**Work instructions**
Go through the material and copy every line in which "Mode" appears.

**Records provided**
########################################

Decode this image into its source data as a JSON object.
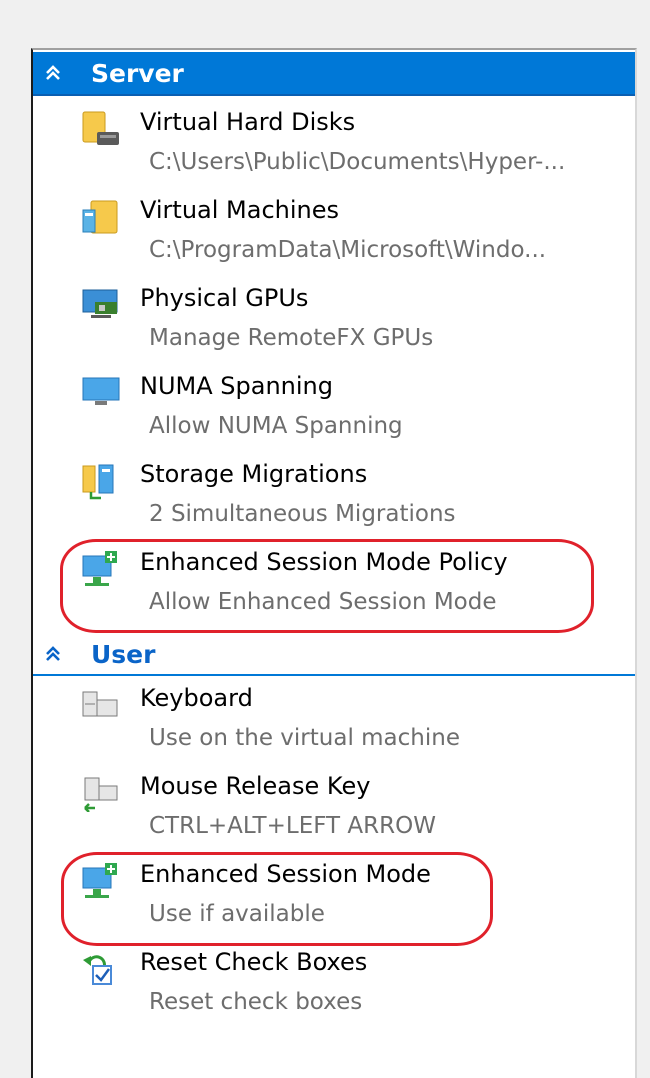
{
  "sections": {
    "server": {
      "title": "Server",
      "items": [
        {
          "title": "Virtual Hard Disks",
          "subtitle": "C:\\Users\\Public\\Documents\\Hyper-...",
          "icon": "hard-disk-folder-icon"
        },
        {
          "title": "Virtual Machines",
          "subtitle": "C:\\ProgramData\\Microsoft\\Windo...",
          "icon": "virtual-machine-folder-icon"
        },
        {
          "title": "Physical GPUs",
          "subtitle": "Manage RemoteFX GPUs",
          "icon": "gpu-icon"
        },
        {
          "title": "NUMA Spanning",
          "subtitle": "Allow NUMA Spanning",
          "icon": "monitor-icon"
        },
        {
          "title": "Storage Migrations",
          "subtitle": "2 Simultaneous Migrations",
          "icon": "storage-migration-icon"
        },
        {
          "title": "Enhanced Session Mode Policy",
          "subtitle": "Allow Enhanced Session Mode",
          "icon": "enhanced-session-icon"
        }
      ]
    },
    "user": {
      "title": "User",
      "items": [
        {
          "title": "Keyboard",
          "subtitle": "Use on the virtual machine",
          "icon": "keyboard-icon"
        },
        {
          "title": "Mouse Release Key",
          "subtitle": "CTRL+ALT+LEFT ARROW",
          "icon": "mouse-release-key-icon"
        },
        {
          "title": "Enhanced Session Mode",
          "subtitle": "Use if available",
          "icon": "enhanced-session-icon"
        },
        {
          "title": "Reset Check Boxes",
          "subtitle": "Reset check boxes",
          "icon": "reset-checkbox-icon"
        }
      ]
    }
  },
  "colors": {
    "header_blue": "#0078d7",
    "highlight_red": "#e0212b",
    "subtitle_gray": "#6d6d6d"
  }
}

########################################

**Result for this task**
          "title": "Enhanced Session Mode Policy",
          "subtitle": "Allow Enhanced Session Mode",
          "title": "Enhanced Session Mode",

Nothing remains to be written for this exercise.